Yesterday, three of us took off by train to visit Faenze. It is about 3 hours north by train. We had all variations of trains, local, fast, and then regional. Bologna Train Station was a bit confusing - three levels of tracks. Thank goodness, a number is a number, so that you can find your train and the track that it is located on. Faenza seems to be a very nice town. It had a nice boulevard leading from the train station. We found lunch at a restaurant that meant "Gypsy" in Italian. Their placemats said "Not all who wander are lost." We had a nice day of wandering in the Museum of International Ceramics. Lovely older building with a contemporary annex.
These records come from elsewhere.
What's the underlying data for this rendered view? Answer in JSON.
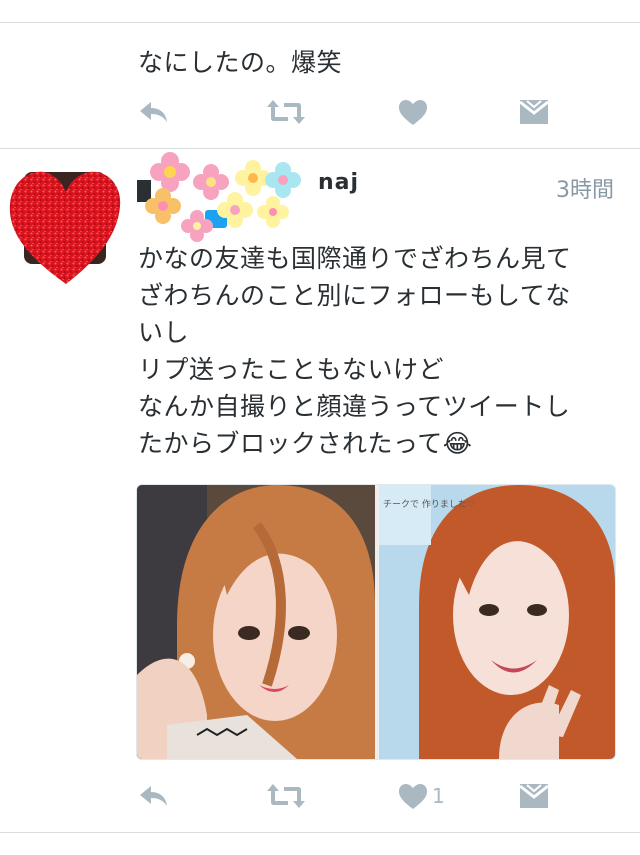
{
  "tweet1": {
    "text": "なにしたの。爆笑"
  },
  "tweet2": {
    "username_visible": "naj",
    "time": "3時間",
    "text_lines": [
      "かなの友達も国際通りでざわちん見て",
      "ざわちんのこと別にフォローもしてな",
      "いし",
      "リプ送ったこともないけど",
      "なんか自撮りと顔違うってツイートし",
      "たからブロックされたって😂"
    ],
    "like_count": "1",
    "photo_right_caption": "チークで 作りました♡"
  },
  "icons": [
    "reply-icon",
    "retweet-icon",
    "like-icon",
    "message-icon"
  ],
  "colors": {
    "icon": "#aab8c2",
    "separator": "#d8dde2",
    "text": "#292f33",
    "time": "#8899a6"
  }
}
Here are a few of my favorite pieces that I was able to spend time with yesterday. We are back to making and finishing work. Gorgeous day of sunshine (sorry, my Midwest USA friends.) Take good care and do something creative today. C2
Yup, lots of pots being made. Very thin porcelain bowls and more. We are turning hand-built and wheel thrown bowls into sculpture. Very small sculptural artwork. None of our pieces will be as fine as Antoinette's but we are making progress. Last night we took a ride to the small hilltop town of Barbarino. An organic grower of grapes and olives, La Spinosa, hosted us for wonderful food paired with several of their wines and olive oils. Claudia, director of La Meridiana, used to be a partner with this group. She was our tour guide being very informative and fun throughout the evening. La Spinosa means the porcupine in Italian. They had large porcupine needs in cups around their store. I wonder if that means I might come across one on my walks to school? It's Friday, our fifth day at LaMeridiana. We will put in our last long day. The goal today is to not crack or drop anything accidentally. :) Take good care and do something creative today. C2
I walk to school each morning seeing the fog hanging in the valley just like it did in Vermont. It's lovely. It's also a nice way to start your day walking to your course. I get to see any changes in the grape vines and olive trees, think about work to be completed. Since arriving in Italy, plants are waking and you can see them greening up. We put in a long day yesterday, 9am until almost 10pm. I had a much better day of making and working on the forms that I created both on the wheel and hand built. Antonionette works the room. She goes from artist to artist checking in with them, answering questions, solving issues. Then, goes back to demonstrating or providing technical information about porcelain and its properties. She reminds us that porcelain is a Diva, one of a kind. She follows her own rules. It's a fun analogy. We have been challenged to find work that resonates with us in Peter Lane's books focused on porcelain. Then, research that artist. Look, really look at their designs. Begin sketching. Keep sketching. In a year or two, look back to see if you are getting closer to your ideas. BUT, stay the course. Work that intrigues me: Take good care and be creative today. C2